Let’s applaud the latest report from the public protector. In a harshly punitive finding, she has declared that Western Cape Premier Helen Zille violated the constitution with “an incitement to imminent violence”.
The speaker of the Western Cape legislature must act against Zille within 30 days.
Advocate Busisiwe Mkhwebane’s report should be cheered not because it is correct, but because it is so ludicrous in law and so maliciously partisan that with this bizarre finding, she may at last have gone too far, exhausting her already waning parliamentary support.
Mkhwebane’s 20-month tenure has been a disaster. She has stumbled from one inept and legally controversial finding to another, but has now reached what is surely the nadir of her lacklustre career.
Her exit must be imminent.
If she goes, the career-crushing blow will have come from a simple tweet. After a visit to Singapore, Zille last year tweeted that not every aspect of colonialism had been entirely bad.
“Think of our independent judiciary, transport infrastructure, piped water etc,” she wrote. It’s a statement that, while politically unpopular, is academically unremarkable.
But it was also manna for political agents provocateur and trolls. There was a firestorm of social media outrage.
The substance of Mkhwebane’s finding – which appropriately enough has been scanned on to the public protector website upside down – is thinner and more transparent than the gruel in a Dickensian alms-house. The poverty of intellect is cruelly summed up by constitutional law expert Pierre de Vos.
The report is “so legally misguided that it is difficult to believe that a qualified lawyer wrote it in good faith … She has little understanding of her own powers and lacks even a very basic knowledge of the constitution.”

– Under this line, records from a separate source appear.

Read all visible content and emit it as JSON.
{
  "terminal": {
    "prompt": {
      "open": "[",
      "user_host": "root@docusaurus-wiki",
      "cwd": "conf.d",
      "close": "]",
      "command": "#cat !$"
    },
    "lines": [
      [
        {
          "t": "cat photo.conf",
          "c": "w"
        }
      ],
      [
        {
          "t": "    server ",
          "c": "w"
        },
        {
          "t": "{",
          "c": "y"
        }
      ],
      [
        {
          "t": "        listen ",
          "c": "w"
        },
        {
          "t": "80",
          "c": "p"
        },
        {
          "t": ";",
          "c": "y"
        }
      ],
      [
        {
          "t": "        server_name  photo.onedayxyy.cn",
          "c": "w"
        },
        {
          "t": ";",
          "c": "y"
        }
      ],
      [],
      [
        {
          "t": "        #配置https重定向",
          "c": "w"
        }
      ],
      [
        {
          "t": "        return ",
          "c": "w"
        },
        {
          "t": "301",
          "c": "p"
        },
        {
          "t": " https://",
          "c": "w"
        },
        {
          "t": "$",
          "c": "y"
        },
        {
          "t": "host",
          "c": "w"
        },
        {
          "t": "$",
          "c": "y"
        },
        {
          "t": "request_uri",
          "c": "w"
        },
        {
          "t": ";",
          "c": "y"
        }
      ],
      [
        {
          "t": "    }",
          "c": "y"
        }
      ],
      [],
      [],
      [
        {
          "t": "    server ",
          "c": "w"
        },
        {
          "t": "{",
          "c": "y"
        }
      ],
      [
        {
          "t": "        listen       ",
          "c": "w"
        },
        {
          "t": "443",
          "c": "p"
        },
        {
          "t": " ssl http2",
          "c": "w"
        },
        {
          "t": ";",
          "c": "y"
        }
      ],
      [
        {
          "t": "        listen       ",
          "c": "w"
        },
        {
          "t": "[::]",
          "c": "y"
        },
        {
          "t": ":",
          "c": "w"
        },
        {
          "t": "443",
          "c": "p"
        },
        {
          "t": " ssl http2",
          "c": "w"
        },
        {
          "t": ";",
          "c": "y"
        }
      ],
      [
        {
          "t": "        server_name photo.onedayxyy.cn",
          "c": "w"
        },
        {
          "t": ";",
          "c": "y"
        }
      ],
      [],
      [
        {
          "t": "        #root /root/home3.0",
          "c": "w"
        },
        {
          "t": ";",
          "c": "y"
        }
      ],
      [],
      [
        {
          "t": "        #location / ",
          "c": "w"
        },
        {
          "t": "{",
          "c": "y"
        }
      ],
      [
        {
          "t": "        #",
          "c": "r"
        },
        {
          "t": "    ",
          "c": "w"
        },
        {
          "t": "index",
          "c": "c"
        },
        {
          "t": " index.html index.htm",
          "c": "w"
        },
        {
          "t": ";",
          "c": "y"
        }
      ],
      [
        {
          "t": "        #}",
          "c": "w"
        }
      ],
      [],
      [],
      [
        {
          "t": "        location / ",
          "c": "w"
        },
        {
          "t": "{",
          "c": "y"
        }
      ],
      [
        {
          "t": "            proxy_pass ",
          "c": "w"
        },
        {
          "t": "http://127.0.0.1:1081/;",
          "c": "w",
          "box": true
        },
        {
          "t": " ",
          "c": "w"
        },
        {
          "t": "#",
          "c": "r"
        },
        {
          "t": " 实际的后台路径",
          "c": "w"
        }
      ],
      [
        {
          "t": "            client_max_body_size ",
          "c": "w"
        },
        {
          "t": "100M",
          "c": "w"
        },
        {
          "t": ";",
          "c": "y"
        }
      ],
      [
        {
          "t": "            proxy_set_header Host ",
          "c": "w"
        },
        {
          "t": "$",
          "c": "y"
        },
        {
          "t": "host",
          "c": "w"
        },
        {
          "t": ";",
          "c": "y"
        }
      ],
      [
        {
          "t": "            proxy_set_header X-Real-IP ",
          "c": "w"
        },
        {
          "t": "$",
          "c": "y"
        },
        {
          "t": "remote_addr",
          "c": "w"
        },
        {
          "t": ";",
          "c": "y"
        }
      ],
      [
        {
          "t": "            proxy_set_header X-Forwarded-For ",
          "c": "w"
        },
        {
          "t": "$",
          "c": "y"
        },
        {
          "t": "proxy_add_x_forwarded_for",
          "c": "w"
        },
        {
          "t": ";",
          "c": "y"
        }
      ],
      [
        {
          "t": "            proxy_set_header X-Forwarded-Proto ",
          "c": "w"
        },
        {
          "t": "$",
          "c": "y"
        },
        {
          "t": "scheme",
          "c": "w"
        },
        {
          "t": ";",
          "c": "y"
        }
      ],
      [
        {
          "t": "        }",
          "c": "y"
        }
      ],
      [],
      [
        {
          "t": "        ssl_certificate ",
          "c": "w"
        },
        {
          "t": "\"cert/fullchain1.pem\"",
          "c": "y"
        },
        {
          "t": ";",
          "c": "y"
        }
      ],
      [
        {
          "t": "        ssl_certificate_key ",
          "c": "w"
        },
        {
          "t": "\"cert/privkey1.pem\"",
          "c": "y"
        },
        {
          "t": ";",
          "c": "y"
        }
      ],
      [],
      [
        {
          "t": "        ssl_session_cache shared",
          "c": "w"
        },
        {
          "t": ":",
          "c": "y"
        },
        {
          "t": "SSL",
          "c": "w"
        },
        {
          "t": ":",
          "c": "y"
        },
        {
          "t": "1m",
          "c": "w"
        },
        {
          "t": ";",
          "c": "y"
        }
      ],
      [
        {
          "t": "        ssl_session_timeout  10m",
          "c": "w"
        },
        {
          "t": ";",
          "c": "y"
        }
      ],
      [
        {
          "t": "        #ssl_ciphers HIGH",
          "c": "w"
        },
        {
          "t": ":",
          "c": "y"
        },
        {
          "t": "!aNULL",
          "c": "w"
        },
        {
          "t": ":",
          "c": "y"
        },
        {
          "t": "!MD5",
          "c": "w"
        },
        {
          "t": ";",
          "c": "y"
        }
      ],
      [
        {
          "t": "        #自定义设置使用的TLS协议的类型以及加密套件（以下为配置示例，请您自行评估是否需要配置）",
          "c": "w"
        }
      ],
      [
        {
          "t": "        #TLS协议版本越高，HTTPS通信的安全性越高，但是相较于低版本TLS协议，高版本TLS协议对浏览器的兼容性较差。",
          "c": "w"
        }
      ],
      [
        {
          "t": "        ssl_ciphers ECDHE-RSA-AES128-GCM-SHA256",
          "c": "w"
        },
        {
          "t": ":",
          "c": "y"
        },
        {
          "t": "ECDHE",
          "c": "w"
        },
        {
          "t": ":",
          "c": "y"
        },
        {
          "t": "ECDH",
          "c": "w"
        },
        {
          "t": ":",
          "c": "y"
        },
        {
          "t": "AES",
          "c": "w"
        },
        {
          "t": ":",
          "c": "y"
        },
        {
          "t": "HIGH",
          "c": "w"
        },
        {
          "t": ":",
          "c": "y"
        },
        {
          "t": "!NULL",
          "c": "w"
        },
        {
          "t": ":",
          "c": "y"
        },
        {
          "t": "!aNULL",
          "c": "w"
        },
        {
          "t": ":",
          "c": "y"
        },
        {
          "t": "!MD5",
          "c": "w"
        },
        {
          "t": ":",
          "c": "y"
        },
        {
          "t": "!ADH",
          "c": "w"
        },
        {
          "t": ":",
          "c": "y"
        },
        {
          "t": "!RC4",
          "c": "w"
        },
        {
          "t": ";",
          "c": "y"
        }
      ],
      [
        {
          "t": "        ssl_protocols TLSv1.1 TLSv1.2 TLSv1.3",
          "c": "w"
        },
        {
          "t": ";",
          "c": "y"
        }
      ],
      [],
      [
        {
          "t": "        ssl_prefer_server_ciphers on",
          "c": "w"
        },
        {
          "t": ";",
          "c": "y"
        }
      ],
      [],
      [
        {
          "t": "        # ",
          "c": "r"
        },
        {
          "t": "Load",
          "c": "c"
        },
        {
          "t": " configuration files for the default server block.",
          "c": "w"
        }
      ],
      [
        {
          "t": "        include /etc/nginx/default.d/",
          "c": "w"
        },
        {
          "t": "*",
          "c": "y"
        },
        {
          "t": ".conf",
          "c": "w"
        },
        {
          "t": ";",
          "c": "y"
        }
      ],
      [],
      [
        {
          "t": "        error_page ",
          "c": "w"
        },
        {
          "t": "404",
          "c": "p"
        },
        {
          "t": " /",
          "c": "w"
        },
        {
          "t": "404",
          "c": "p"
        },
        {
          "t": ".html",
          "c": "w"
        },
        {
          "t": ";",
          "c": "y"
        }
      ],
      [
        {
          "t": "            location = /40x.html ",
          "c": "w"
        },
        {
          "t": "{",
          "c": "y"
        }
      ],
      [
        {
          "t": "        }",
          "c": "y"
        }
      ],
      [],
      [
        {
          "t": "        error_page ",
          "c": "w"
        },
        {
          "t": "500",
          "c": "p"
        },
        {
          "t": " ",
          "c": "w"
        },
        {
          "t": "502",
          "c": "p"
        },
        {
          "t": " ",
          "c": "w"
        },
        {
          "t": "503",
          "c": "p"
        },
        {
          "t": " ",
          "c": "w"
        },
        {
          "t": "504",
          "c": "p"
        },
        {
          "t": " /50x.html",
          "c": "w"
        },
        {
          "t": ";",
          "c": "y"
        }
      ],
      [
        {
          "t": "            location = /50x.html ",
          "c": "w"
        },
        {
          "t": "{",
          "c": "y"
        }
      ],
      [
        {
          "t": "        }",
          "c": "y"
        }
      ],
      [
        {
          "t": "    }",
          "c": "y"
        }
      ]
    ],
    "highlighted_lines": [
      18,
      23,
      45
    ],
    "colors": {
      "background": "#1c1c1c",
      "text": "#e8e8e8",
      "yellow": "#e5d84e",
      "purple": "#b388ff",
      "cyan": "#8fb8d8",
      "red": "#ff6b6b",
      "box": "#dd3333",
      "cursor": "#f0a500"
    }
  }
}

Mkhwebane’s finding is so strange as to be funny. Less amusing is that her performance as public protector, replacing the respected Thuli Madonsela, has been consistently woeful.
Of her 50 investigations, 10 went to judicial review. In reversing her finding on the bailout of Bankorp, the high court savaged her for lacking impartiality.
“She did not have regard thereto that her office requires her to be objective, honest and to deal with matters according to the law and that a higher standard is expected of her.”
To expect a “higher standard” is a forlorn hope. It is instructive to revisit her curriculum vitae. It paints, at best, a picture of an unremarkable civil servant.
Mkhwebane has never been anything more than an ANC shill, contorting her “investigations” to fit the findings into a template pleasing to her political masters. She was shoehorned into the job by the ANC – with the complicity of the EFF, who voted for her simply because of her race – to ease the stings inflicted on the then president Jacob Zuma and his corrupt cronies by her principled predecessor.
The usefulness of Mkhwebane to the Zuma ANC is now, under President Cyril Ramaphosa, a career disadvantage. And her professional shortcomings and political biases are now so obvious as to be cringingly embarrassing.
Mkhwebane wants to employ a “special adviser”, at an annual salary of R1.2 million, to replace the voluntary panel that currently assists. Perhaps the appointee could start by advising Mkhwebane on drafting her letter of resignation.